**REQUIRED ACTION**
Exactly as they stand, the data below are to be printed again.

======== RAW DATA ========

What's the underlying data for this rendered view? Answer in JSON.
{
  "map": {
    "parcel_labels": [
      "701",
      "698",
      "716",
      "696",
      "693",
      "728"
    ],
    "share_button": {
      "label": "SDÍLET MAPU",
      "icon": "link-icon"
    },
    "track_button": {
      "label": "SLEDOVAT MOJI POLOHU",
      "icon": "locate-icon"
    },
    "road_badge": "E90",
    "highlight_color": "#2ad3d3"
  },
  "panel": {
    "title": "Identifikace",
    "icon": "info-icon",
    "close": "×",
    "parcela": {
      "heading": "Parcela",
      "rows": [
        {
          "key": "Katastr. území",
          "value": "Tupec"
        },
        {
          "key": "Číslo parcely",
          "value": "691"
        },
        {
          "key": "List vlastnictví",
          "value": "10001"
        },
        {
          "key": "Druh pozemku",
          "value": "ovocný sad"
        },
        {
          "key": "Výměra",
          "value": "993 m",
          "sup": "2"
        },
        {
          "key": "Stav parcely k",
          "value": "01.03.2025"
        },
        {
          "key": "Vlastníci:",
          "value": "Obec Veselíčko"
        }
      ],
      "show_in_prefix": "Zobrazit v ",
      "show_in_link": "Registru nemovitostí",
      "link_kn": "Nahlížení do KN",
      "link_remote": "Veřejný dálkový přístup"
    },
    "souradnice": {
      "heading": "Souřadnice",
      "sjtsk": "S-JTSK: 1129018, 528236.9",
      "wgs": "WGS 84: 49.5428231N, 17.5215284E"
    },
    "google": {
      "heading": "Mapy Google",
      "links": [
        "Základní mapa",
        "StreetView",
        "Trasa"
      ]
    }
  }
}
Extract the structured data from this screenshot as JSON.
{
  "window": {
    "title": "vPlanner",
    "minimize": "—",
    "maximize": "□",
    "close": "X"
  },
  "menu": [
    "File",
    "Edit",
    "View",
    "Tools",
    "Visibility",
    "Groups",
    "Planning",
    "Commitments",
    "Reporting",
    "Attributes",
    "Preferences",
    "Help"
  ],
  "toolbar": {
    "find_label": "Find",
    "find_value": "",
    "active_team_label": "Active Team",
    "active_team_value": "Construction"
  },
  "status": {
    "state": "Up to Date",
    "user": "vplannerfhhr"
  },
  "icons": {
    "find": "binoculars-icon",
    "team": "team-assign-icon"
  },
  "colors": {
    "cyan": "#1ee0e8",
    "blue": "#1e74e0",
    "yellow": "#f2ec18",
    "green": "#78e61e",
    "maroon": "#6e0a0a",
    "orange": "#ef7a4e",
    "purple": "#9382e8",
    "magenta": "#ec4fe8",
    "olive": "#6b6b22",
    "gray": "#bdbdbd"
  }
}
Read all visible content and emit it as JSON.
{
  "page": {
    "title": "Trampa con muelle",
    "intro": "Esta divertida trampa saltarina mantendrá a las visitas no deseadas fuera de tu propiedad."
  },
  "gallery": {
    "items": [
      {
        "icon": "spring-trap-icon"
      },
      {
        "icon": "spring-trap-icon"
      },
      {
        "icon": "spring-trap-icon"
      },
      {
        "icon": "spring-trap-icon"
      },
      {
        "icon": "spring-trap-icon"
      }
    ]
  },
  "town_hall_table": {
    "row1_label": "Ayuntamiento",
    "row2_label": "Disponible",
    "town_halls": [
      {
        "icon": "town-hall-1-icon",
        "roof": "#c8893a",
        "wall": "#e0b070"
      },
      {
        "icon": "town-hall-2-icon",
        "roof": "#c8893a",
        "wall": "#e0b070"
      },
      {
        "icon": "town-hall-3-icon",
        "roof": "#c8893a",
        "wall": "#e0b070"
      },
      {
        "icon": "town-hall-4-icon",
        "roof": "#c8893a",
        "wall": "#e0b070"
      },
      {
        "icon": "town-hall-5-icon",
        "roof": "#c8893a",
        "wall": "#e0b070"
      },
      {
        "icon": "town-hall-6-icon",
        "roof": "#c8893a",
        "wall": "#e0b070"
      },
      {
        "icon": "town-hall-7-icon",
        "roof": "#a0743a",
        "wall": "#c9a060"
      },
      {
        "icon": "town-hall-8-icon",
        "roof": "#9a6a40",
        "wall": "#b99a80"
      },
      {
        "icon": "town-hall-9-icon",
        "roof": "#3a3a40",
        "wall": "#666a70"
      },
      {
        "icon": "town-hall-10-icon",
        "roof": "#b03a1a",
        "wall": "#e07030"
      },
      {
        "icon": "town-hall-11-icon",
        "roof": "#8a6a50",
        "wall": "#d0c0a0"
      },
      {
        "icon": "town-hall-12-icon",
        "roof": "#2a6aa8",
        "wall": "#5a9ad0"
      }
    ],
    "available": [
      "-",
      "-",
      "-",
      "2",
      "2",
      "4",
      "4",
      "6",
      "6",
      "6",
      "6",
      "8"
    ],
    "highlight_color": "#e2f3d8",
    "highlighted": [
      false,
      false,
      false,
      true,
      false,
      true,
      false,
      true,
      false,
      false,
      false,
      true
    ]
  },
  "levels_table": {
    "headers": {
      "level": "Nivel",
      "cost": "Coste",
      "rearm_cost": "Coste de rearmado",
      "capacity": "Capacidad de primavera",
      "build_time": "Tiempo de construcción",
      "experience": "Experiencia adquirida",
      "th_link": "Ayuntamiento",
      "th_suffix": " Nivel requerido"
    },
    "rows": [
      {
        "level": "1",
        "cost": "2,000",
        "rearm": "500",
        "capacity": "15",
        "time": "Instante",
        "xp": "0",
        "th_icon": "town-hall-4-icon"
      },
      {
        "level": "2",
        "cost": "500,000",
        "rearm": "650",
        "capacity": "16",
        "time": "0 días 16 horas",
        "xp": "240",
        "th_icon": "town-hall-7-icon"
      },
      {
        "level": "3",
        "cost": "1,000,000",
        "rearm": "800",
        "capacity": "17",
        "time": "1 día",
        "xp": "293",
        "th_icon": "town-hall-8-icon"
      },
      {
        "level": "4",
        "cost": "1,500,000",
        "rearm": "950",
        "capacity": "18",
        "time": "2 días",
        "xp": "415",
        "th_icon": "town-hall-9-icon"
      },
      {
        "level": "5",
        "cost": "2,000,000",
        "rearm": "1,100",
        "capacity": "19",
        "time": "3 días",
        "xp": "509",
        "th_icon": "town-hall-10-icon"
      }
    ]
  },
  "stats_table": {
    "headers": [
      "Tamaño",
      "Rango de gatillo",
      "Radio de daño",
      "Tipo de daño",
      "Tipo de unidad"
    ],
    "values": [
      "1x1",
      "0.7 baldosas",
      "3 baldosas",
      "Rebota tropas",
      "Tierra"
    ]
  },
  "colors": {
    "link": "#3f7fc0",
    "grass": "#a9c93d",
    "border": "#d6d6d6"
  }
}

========

**EXPECTED ANSWER**
What's the underlying data for this rendered view? Answer in JSON.
{
  "map": {
    "parcel_labels": [
      "701",
      "698",
      "716",
      "696",
      "693",
      "728"
    ],
    "share_button": {
      "label": "SDÍLET MAPU",
      "icon": "link-icon"
    },
    "track_button": {
      "label": "SLEDOVAT MOJI POLOHU",
      "icon": "locate-icon"
    },
    "road_badge": "E90",
    "highlight_color": "#2ad3d3"
  },
  "panel": {
    "title": "Identifikace",
    "icon": "info-icon",
    "close": "×",
    "parcela": {
      "heading": "Parcela",
      "rows": [
        {
          "key": "Katastr. území",
          "value": "Tupec"
        },
        {
          "key": "Číslo parcely",
          "value": "691"
        },
        {
          "key": "List vlastnictví",
          "value": "10001"
        },
        {
          "key": "Druh pozemku",
          "value": "ovocný sad"
        },
        {
          "key": "Výměra",
          "value": "993 m",
          "sup": "2"
        },
        {
          "key": "Stav parcely k",
          "value": "01.03.2025"
        },
        {
          "key": "Vlastníci:",
          "value": "Obec Veselíčko"
        }
      ],
      "show_in_prefix": "Zobrazit v ",
      "show_in_link": "Registru nemovitostí",
      "link_kn": "Nahlížení do KN",
      "link_remote": "Veřejný dálkový přístup"
    },
    "souradnice": {
      "heading": "Souřadnice",
      "sjtsk": "S-JTSK: 1129018, 528236.9",
      "wgs": "WGS 84: 49.5428231N, 17.5215284E"
    },
    "google": {
      "heading": "Mapy Google",
      "links": [
        "Základní mapa",
        "StreetView",
        "Trasa"
      ]
    }
  }
}
Extract the structured data from this screenshot as JSON.
{
  "window": {
    "title": "vPlanner",
    "minimize": "—",
    "maximize": "□",
    "close": "X"
  },
  "menu": [
    "File",
    "Edit",
    "View",
    "Tools",
    "Visibility",
    "Groups",
    "Planning",
    "Commitments",
    "Reporting",
    "Attributes",
    "Preferences",
    "Help"
  ],
  "toolbar": {
    "find_label": "Find",
    "find_value": "",
    "active_team_label": "Active Team",
    "active_team_value": "Construction"
  },
  "status": {
    "state": "Up to Date",
    "user": "vplannerfhhr"
  },
  "icons": {
    "find": "binoculars-icon",
    "team": "team-assign-icon"
  },
  "colors": {
    "cyan": "#1ee0e8",
    "blue": "#1e74e0",
    "yellow": "#f2ec18",
    "green": "#78e61e",
    "maroon": "#6e0a0a",
    "orange": "#ef7a4e",
    "purple": "#9382e8",
    "magenta": "#ec4fe8",
    "olive": "#6b6b22",
    "gray": "#bdbdbd"
  }
}
Read all visible content and emit it as JSON.
{
  "page": {
    "title": "Trampa con muelle",
    "intro": "Esta divertida trampa saltarina mantendrá a las visitas no deseadas fuera de tu propiedad."
  },
  "gallery": {
    "items": [
      {
        "icon": "spring-trap-icon"
      },
      {
        "icon": "spring-trap-icon"
      },
      {
        "icon": "spring-trap-icon"
      },
      {
        "icon": "spring-trap-icon"
      },
      {
        "icon": "spring-trap-icon"
      }
    ]
  },
  "town_hall_table": {
    "row1_label": "Ayuntamiento",
    "row2_label": "Disponible",
    "town_halls": [
      {
        "icon": "town-hall-1-icon",
        "roof": "#c8893a",
        "wall": "#e0b070"
      },
      {
        "icon": "town-hall-2-icon",
        "roof": "#c8893a",
        "wall": "#e0b070"
      },
      {
        "icon": "town-hall-3-icon",
        "roof": "#c8893a",
        "wall": "#e0b070"
      },
      {
        "icon": "town-hall-4-icon",
        "roof": "#c8893a",
        "wall": "#e0b070"
      },
      {
        "icon": "town-hall-5-icon",
        "roof": "#c8893a",
        "wall": "#e0b070"
      },
      {
        "icon": "town-hall-6-icon",
        "roof": "#c8893a",
        "wall": "#e0b070"
      },
      {
        "icon": "town-hall-7-icon",
        "roof": "#a0743a",
        "wall": "#c9a060"
      },
      {
        "icon": "town-hall-8-icon",
        "roof": "#9a6a40",
        "wall": "#b99a80"
      },
      {
        "icon": "town-hall-9-icon",
        "roof": "#3a3a40",
        "wall": "#666a70"
      },
      {
        "icon": "town-hall-10-icon",
        "roof": "#b03a1a",
        "wall": "#e07030"
      },
      {
        "icon": "town-hall-11-icon",
        "roof": "#8a6a50",
        "wall": "#d0c0a0"
      },
      {
        "icon": "town-hall-12-icon",
        "roof": "#2a6aa8",
        "wall": "#5a9ad0"
      }
    ],
    "available": [
      "-",
      "-",
      "-",
      "2",
      "2",
      "4",
      "4",
      "6",
      "6",
      "6",
      "6",
      "8"
    ],
    "highlight_color": "#e2f3d8",
    "highlighted": [
      false,
      false,
      false,
      true,
      false,
      true,
      false,
      true,
      false,
      false,
      false,
      true
    ]
  },
  "levels_table": {
    "headers": {
      "level": "Nivel",
      "cost": "Coste",
      "rearm_cost": "Coste de rearmado",
      "capacity": "Capacidad de primavera",
      "build_time": "Tiempo de construcción",
      "experience": "Experiencia adquirida",
      "th_link": "Ayuntamiento",
      "th_suffix": " Nivel requerido"
    },
    "rows": [
      {
        "level": "1",
        "cost": "2,000",
        "rearm": "500",
        "capacity": "15",
        "time": "Instante",
        "xp": "0",
        "th_icon": "town-hall-4-icon"
      },
      {
        "level": "2",
        "cost": "500,000",
        "rearm": "650",
        "capacity": "16",
        "time": "0 días 16 horas",
        "xp": "240",
        "th_icon": "town-hall-7-icon"
      },
      {
        "level": "3",
        "cost": "1,000,000",
        "rearm": "800",
        "capacity": "17",
        "time": "1 día",
        "xp": "293",
        "th_icon": "town-hall-8-icon"
      },
      {
        "level": "4",
        "cost": "1,500,000",
        "rearm": "950",
        "capacity": "18",
        "time": "2 días",
        "xp": "415",
        "th_icon": "town-hall-9-icon"
      },
      {
        "level": "5",
        "cost": "2,000,000",
        "rearm": "1,100",
        "capacity": "19",
        "time": "3 días",
        "xp": "509",
        "th_icon": "town-hall-10-icon"
      }
    ]
  },
  "stats_table": {
    "headers": [
      "Tamaño",
      "Rango de gatillo",
      "Radio de daño",
      "Tipo de daño",
      "Tipo de unidad"
    ],
    "values": [
      "1x1",
      "0.7 baldosas",
      "3 baldosas",
      "Rebota tropas",
      "Tierra"
    ]
  },
  "colors": {
    "link": "#3f7fc0",
    "grass": "#a9c93d",
    "border": "#d6d6d6"
  }
}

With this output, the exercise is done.